Asee peer logo

Classroom Quality Assurance Using Students As Quality Managers

Download Paper |


2003 Annual Conference


Nashville, Tennessee

Publication Date

June 22, 2003

Start Date

June 22, 2003

End Date

June 25, 2003



Conference Session

Improving Teaching and Learning

Page Count


Page Numbers

8.297.1 - 8.297.9



Permanent URL

Download Count


Request a correction

Paper Authors

author page

Deepti Suri

Download Paper |

NOTE: The first page of text has been automatically extracted and included below in lieu of an abstract

Session 2230

Classroom Quality Assurance Using Students as Quality Managers

Dr. Deepti Suri

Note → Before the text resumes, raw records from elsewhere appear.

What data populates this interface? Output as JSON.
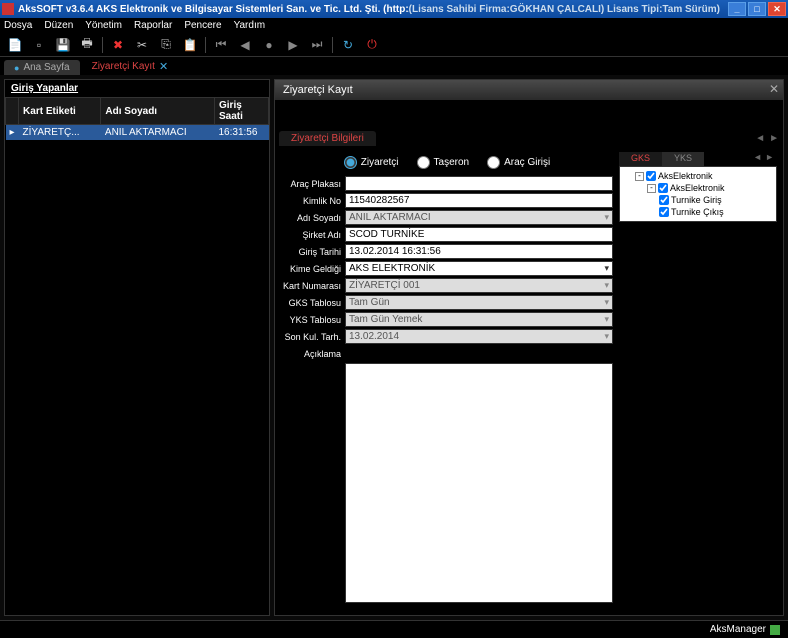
{
  "title": {
    "app": "AksSOFT v3.6.4 AKS Elektronik ve Bilgisayar Sistemleri San. ve Tic. Ltd. Şti. (http://www.akselektronik.com)",
    "license": "(Lisans Sahibi Firma:GÖKHAN ÇALCALI)  Lisans Tipi:Tam Sürüm)"
  },
  "menu": {
    "dosya": "Dosya",
    "duzen": "Düzen",
    "yonetim": "Yönetim",
    "raporlar": "Raporlar",
    "pencere": "Pencere",
    "yardim": "Yardım"
  },
  "tabs": {
    "home": "Ana Sayfa",
    "active": "Ziyaretçi Kayıt"
  },
  "left": {
    "title": "Giriş Yapanlar",
    "cols": {
      "kart": "Kart Etiketi",
      "adi": "Adı Soyadı",
      "giris": "Giriş Saati"
    },
    "rows": [
      {
        "kart": "ZİYARETÇ...",
        "adi": "ANIL AKTARMACI",
        "giris": "16:31:56"
      }
    ]
  },
  "panel": {
    "title": "Ziyaretçi Kayıt"
  },
  "section": {
    "tab": "Ziyaretçi Bilgileri"
  },
  "radios": {
    "ziyaretci": "Ziyaretçi",
    "taseron": "Taşeron",
    "arac": "Araç Girişi"
  },
  "form": {
    "labels": {
      "plaka": "Araç Plakası",
      "kimlik": "Kimlik No",
      "adsoyad": "Adı Soyadı",
      "sirket": "Şirket Adı",
      "giris": "Giriş Tarihi",
      "kime": "Kime Geldiği",
      "kart": "Kart Numarası",
      "gks": "GKS Tablosu",
      "yks": "YKS Tablosu",
      "sonkul": "Son Kul. Tarh.",
      "aciklama": "Açıklama"
    },
    "values": {
      "plaka": "",
      "kimlik": "11540282567",
      "adsoyad": "ANIL AKTARMACI",
      "sirket": "SCOD TURNİKE",
      "giris": "13.02.2014 16:31:56",
      "kime": "AKS ELEKTRONİK",
      "kart": "ZİYARETÇİ 001",
      "gks": "Tam Gün",
      "yks": "Tam Gün Yemek",
      "sonkul": "13.02.2014",
      "aciklama": ""
    }
  },
  "tree": {
    "tabs": {
      "gks": "GKS",
      "yks": "YKS"
    },
    "nodes": {
      "root": "AksElektronik",
      "child": "AksElektronik",
      "leaf1": "Turnike Giriş",
      "leaf2": "Turnike Çıkış"
    }
  },
  "status": {
    "label": "AksManager"
  }
}
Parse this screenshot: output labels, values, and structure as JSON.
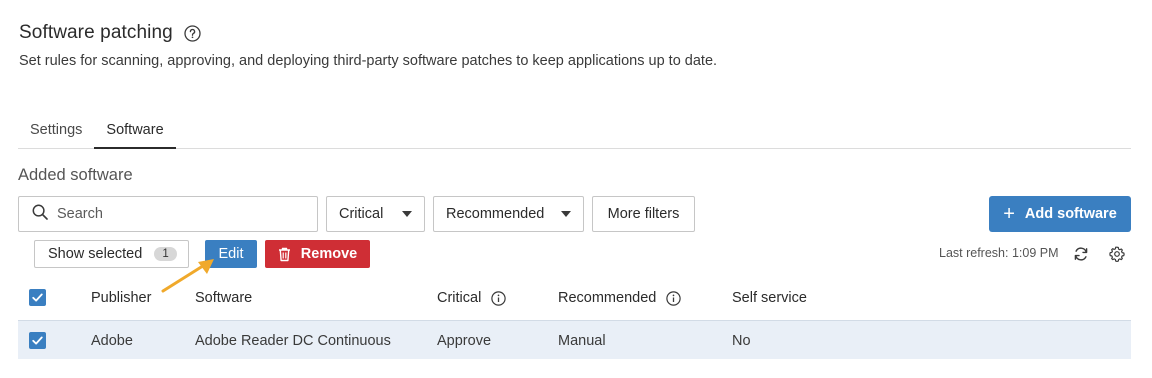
{
  "page": {
    "title": "Software patching",
    "subtitle": "Set rules for scanning, approving, and deploying third-party software patches to keep applications up to date."
  },
  "tabs": [
    {
      "label": "Settings",
      "active": false
    },
    {
      "label": "Software",
      "active": true
    }
  ],
  "section": {
    "title": "Added software"
  },
  "toolbar": {
    "search_placeholder": "Search",
    "critical_filter": "Critical",
    "recommended_filter": "Recommended",
    "more_filters": "More filters",
    "add_software": "Add software",
    "show_selected": "Show selected",
    "selected_count": "1",
    "edit": "Edit",
    "remove": "Remove",
    "last_refresh": "Last refresh: 1:09 PM"
  },
  "table": {
    "columns": [
      "Publisher",
      "Software",
      "Critical",
      "Recommended",
      "Self service"
    ],
    "rows": [
      {
        "selected": true,
        "publisher": "Adobe",
        "software": "Adobe Reader DC Continuous",
        "critical": "Approve",
        "recommended": "Manual",
        "self_service": "No"
      }
    ]
  },
  "colors": {
    "primary": "#3a7fc1",
    "danger": "#cf2e35",
    "selected_row": "#e9eff7",
    "annotation_arrow": "#f0a92b"
  },
  "icons": [
    "help-icon",
    "search-icon",
    "chevron-down-icon",
    "plus-icon",
    "trash-icon",
    "refresh-icon",
    "gear-icon",
    "info-icon",
    "check-icon"
  ]
}
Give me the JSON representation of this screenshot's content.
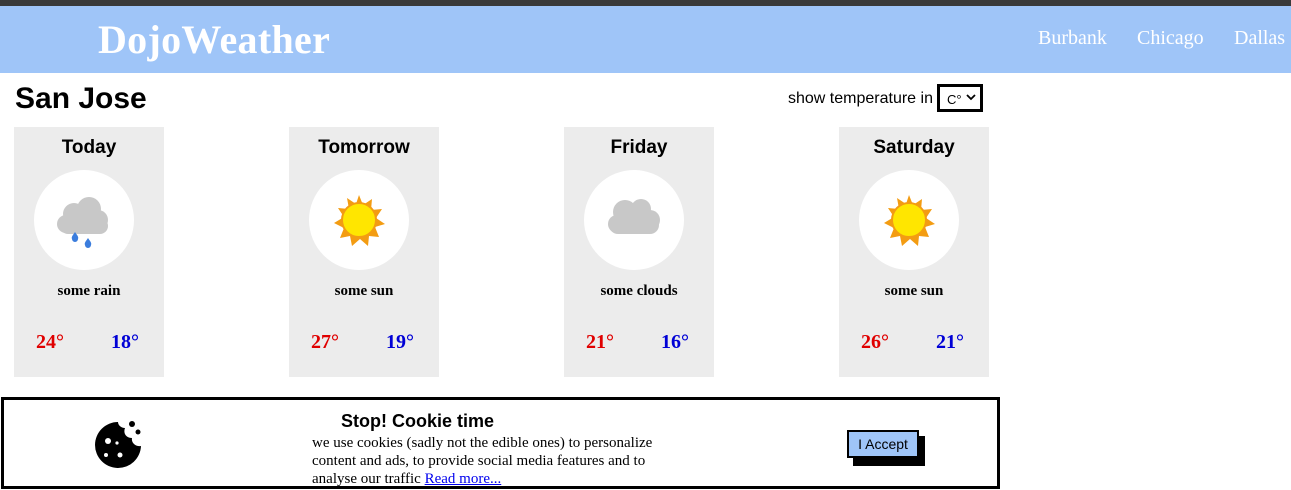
{
  "header": {
    "logo": "DojoWeather",
    "nav": [
      "Burbank",
      "Chicago",
      "Dallas"
    ]
  },
  "city": "San Jose",
  "unit": {
    "label": "show temperature in",
    "selected": "C°"
  },
  "forecast": [
    {
      "day": "Today",
      "icon": "rain-cloud-icon",
      "desc": "some rain",
      "high": "24°",
      "low": "18°"
    },
    {
      "day": "Tomorrow",
      "icon": "sun-icon",
      "desc": "some sun",
      "high": "27°",
      "low": "19°"
    },
    {
      "day": "Friday",
      "icon": "cloud-icon",
      "desc": "some clouds",
      "high": "21°",
      "low": "16°"
    },
    {
      "day": "Saturday",
      "icon": "sun-icon",
      "desc": "some sun",
      "high": "26°",
      "low": "21°"
    }
  ],
  "cookie": {
    "icon": "cookie-icon",
    "title": "Stop! Cookie time",
    "text": "we use cookies (sadly not the edible ones) to personalize content and ads, to provide social media features and to analyse our traffic",
    "link": "Read more...",
    "button": "I Accept"
  },
  "colors": {
    "header_bg": "#9fc5f8",
    "high": "#e00000",
    "low": "#0000d6",
    "card_bg": "#ececec"
  }
}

Assistant Professor Department of Electrical Engineering and Computer Science Milwaukee School of Engineering Milwaukee, WI 53202

Abstract: End-of-term classroom evaluations frequently serve as the primary means for eliciting student feedback regarding teaching effectiveness of the instructor. Since the input from this assessment tool is collected so late in a term, the instructor is unable to make adjustments to enhance the learning experience of the current group of students. For effective teaching, it is important that student input be solicited at regular intervals throughout the term. Over the years, several classroom assessment techniques like “The Minute Paper”, ”Muddiest Point”, “Chain Notes”, etc. have been proposed to address this issue. This paper explores a new collaborative partnership between the instructor and the students based on using student representatives as Quality Managers (QMs) for the course. The advantages, disadvantages and positive impact of involving students as major stakeholders in the assessment process along with results from several courses in an undergraduate Software Engineering Curriculum are presented to demonstrate the impact of the approach on classroom instruction as well as on student learning.

1. Introduction The methods typically employed by an instructor to solicit feedback on a regular basis regarding their own effectiveness or the students’ learning in a classroom setting include (i) Asking students if they have any questions (ii) Instructor’s reaction to student’s questions (iii) Monitoring the students’ body language and facial expressions and (iv) Reading home-works, tests, lab assignments and so on. Even though these techniques are a large part of an instructor’s daily lives, collecting feedback in this way is a subconscious and implicit process. The candidness and quality of the feedback is also suspect because instructors almost always come across some students in the classrooms, who are very insightful but will not talk or voice their opinions in a public forum.

The primary “formal” evaluation technique used to elicit student feedback regarding the teaching effectiveness of the instructor is the end-of-term classroom evaluation. The feedback obtained from the students is usually candid in this case, but is collected so late in the term that the instructor is unable to make adjustments to enhance the learning for the current group of students.

The general consensus among the teaching community is that student evaluation should be solicited at regular intervals. Student evaluations solicited a couple of times during the term

Proceedings of the 2003 American Society for Engineering Education Annual Conference & Exposition Copyright ©2003, American Society for Engineering Education.

Suri, D. (2003, June), Classroom Quality Assurance Using Students As Quality Managers Paper presented at 2003 Annual Conference, Nashville, Tennessee. 10.18260/1-2--11380

ASEE holds the copyright on this document. It may be read by the public free of charge. Authors may archive their work on personal websites or in institutional repositories with the following citation: © 2003 American Society for Engineering Education. Other scholars may excerpt or quote from these materials with the same citation. When excerpting or quoting from Conference Proceedings, authors should, in addition to noting the ASEE copyright, list all the original authors and their institutions and name the host city of the conference. - Last updated April 1, 2015